I'm running into few problems. I can see why, for instance, the young heroine of Tuesdays at the Castle isn't "feminist": she's plucky, and an agent in shaping her destiny, but she's not a game-changer for the girls in her world. But Zita is troubling me. The text and illustrations don't, as far as I remember, explain that there is a gender issue. I can't remember gender being specifically an issue at all. It seems to be that Zita might be "feminist" just by the fact of her existence (?).
And I'm having a hard time deciding if gender is an issue for Hazel, the heroine of Breadcrumbs (this is a book I'd have put on the list)--I think it is, but again, I can't remember that being explained. I also don't recall any "others" in the book being empowered, but I'm not sure I like that criteria--when your journey is a solitary quest, like Hazel's, who is there to be empowered by it but yourself, and your readers?
But I've thought of one that meets the criteria, I think, rather well--Icefall, by Matthew Kirby. Gender is most definitely an issue, and the heroine refuses to let herself be confined by stereotypes. And I think The Floating Islands is an excellent choice.
What fantasy books from 2011 for "middle readers" would you have added to the list?
Update: Just wanted to say that I heard from Beth Olshewsky, the Amelia Bloomer Project C0-Chair from 2010-2012. She noted that the awards are given by consensus, so there's lots of debate and discussion about what books will make the list! (here's looking at you, Zita!)
She clarified the issue of which books are eligible: "books are eligible if they are published in the last six months of the preceding year (so the span is really 18 months), as you noted for I Shall Wear Midnight. The form for field nominations should be up by the end of February, so check back on the Amelia Bloomer blog http://ameliabloomer.

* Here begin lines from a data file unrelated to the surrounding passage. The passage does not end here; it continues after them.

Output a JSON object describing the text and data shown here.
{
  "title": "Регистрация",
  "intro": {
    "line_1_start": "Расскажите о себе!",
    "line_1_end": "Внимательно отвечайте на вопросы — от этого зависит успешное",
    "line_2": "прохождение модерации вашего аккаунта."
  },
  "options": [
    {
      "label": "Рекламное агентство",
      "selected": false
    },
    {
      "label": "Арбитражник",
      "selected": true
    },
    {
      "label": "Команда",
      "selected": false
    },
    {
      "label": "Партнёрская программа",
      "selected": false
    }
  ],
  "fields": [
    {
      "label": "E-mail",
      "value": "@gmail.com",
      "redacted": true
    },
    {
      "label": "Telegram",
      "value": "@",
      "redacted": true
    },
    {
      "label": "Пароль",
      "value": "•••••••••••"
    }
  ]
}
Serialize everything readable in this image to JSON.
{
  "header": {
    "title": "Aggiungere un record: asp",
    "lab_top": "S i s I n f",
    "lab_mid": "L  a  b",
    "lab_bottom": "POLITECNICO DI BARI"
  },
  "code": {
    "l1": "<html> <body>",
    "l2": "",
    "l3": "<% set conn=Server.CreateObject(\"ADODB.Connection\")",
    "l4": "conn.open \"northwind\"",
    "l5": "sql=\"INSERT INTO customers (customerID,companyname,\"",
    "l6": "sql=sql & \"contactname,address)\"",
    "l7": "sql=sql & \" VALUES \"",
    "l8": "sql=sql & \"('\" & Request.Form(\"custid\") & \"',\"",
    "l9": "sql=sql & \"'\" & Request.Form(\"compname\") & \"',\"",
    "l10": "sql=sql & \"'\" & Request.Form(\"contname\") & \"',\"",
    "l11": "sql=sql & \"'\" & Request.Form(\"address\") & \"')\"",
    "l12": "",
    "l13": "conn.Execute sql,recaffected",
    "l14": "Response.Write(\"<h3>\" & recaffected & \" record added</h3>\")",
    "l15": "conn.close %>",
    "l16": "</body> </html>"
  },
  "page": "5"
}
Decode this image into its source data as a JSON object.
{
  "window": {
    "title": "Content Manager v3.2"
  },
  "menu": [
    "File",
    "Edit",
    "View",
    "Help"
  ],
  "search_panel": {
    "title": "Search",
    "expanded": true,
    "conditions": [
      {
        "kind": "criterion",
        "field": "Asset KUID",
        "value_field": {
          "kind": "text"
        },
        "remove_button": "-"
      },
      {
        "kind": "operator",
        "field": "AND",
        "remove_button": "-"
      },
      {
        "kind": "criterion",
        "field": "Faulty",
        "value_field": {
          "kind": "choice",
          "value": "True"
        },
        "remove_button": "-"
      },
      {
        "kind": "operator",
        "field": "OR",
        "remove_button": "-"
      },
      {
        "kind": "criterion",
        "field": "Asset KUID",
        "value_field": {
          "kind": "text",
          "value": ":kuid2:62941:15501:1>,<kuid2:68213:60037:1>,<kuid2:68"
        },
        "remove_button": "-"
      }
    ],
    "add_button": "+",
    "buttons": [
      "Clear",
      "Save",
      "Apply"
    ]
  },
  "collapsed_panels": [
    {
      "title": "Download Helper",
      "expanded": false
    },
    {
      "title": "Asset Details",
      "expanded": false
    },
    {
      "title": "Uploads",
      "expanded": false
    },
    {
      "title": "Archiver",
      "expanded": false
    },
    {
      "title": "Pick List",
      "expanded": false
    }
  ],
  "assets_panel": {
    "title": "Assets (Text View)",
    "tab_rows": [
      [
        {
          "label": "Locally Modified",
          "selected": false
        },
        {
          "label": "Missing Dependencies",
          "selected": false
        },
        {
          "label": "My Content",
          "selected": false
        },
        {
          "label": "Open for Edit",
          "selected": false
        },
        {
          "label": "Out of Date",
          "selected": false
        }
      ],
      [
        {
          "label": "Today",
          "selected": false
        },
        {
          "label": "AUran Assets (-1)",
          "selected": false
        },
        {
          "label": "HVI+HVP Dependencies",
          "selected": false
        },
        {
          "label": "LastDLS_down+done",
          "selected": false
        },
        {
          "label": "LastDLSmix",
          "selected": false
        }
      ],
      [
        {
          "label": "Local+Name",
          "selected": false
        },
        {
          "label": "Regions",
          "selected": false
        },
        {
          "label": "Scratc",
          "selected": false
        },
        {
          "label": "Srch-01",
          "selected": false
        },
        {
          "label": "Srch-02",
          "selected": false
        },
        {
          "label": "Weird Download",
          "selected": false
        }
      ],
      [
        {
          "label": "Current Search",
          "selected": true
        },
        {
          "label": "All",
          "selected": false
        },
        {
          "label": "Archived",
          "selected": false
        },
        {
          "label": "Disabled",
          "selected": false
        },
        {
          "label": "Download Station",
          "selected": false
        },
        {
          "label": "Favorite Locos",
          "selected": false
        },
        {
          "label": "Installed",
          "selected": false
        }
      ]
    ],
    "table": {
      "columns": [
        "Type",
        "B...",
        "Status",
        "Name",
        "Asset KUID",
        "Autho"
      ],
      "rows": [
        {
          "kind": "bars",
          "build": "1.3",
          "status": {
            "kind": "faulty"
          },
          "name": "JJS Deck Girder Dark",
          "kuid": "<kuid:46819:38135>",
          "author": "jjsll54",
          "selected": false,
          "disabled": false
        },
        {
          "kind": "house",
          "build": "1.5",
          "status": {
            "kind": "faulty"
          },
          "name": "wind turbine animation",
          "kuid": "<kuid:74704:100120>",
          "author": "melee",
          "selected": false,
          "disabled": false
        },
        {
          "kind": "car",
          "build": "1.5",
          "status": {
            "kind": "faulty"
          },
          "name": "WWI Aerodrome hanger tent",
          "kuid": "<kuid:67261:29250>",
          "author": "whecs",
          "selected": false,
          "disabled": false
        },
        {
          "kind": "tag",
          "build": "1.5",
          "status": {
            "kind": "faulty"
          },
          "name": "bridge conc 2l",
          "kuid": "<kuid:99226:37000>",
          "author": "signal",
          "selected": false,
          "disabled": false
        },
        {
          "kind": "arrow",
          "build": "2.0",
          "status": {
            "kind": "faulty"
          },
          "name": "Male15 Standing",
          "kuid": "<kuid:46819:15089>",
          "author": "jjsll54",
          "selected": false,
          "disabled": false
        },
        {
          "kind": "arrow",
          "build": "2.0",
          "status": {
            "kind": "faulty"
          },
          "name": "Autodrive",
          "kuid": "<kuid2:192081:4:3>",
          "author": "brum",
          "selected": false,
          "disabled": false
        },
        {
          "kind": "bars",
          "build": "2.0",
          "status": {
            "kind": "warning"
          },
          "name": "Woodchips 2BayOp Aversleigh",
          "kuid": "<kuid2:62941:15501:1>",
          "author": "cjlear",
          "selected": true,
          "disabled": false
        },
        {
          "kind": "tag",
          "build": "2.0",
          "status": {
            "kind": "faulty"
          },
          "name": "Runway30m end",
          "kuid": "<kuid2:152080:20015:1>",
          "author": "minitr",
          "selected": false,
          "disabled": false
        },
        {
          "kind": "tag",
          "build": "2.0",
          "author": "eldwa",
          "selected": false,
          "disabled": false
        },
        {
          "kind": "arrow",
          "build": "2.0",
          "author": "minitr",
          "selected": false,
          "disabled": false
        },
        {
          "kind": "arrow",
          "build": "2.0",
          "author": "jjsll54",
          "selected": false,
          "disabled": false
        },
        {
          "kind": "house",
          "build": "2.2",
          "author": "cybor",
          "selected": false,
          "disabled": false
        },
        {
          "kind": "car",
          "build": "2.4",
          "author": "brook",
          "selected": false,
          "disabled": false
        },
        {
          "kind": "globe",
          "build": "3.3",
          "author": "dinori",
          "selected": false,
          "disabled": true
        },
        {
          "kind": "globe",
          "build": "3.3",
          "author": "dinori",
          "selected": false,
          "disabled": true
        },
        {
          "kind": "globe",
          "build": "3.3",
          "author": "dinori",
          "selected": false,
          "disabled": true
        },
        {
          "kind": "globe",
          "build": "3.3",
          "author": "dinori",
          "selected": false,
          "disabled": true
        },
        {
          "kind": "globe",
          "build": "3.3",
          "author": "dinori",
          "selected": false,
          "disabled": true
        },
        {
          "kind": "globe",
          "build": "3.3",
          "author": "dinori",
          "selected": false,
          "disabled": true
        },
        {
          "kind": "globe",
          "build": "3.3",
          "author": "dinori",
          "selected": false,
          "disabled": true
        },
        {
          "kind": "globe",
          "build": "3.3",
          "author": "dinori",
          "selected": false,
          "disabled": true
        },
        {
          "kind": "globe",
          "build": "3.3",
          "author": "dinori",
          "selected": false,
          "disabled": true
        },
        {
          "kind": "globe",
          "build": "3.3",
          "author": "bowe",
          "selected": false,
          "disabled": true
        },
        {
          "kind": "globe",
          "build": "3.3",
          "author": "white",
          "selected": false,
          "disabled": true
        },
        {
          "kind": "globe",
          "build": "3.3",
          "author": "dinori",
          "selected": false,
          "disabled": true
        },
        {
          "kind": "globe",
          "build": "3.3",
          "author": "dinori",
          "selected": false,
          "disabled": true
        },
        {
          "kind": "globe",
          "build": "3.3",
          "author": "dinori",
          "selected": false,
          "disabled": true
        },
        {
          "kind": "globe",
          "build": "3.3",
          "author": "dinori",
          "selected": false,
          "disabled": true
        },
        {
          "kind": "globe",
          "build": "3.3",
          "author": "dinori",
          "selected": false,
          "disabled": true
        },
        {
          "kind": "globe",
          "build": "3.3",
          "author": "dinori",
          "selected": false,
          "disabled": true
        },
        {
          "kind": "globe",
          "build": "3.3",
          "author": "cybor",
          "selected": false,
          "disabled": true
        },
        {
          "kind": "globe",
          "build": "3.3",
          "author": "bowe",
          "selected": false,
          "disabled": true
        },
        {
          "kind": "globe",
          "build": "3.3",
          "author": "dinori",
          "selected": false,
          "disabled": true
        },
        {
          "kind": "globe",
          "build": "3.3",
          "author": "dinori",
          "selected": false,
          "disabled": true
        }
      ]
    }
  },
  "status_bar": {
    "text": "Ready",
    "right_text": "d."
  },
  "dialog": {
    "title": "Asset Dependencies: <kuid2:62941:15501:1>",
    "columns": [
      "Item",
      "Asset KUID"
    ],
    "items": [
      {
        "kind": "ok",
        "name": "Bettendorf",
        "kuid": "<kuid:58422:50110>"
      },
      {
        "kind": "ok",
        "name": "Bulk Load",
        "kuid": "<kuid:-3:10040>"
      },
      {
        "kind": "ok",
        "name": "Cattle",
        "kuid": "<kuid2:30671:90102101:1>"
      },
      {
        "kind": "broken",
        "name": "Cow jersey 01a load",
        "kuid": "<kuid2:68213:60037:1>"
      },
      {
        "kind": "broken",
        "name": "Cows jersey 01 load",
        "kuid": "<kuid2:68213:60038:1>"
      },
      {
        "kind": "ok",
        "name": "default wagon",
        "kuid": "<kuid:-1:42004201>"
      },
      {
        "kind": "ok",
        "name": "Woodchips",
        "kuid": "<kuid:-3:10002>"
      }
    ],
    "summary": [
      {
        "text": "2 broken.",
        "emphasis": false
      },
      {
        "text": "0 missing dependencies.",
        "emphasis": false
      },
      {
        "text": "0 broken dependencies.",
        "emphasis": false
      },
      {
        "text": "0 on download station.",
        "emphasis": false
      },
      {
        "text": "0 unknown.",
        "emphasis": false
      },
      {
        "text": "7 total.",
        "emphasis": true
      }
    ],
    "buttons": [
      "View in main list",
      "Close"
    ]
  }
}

I'm rather thrilled to know that one can field nominate, because I do think highly of this list and am eager to play a small part in its formtion! You can bet I'll be putting Icefall forward, and Circus Galacticus, by Deva Fagan, and The Book of Wonders, by Jasmine Richards and The Freedom Maze, by Delia Sherman...and quite possibly others!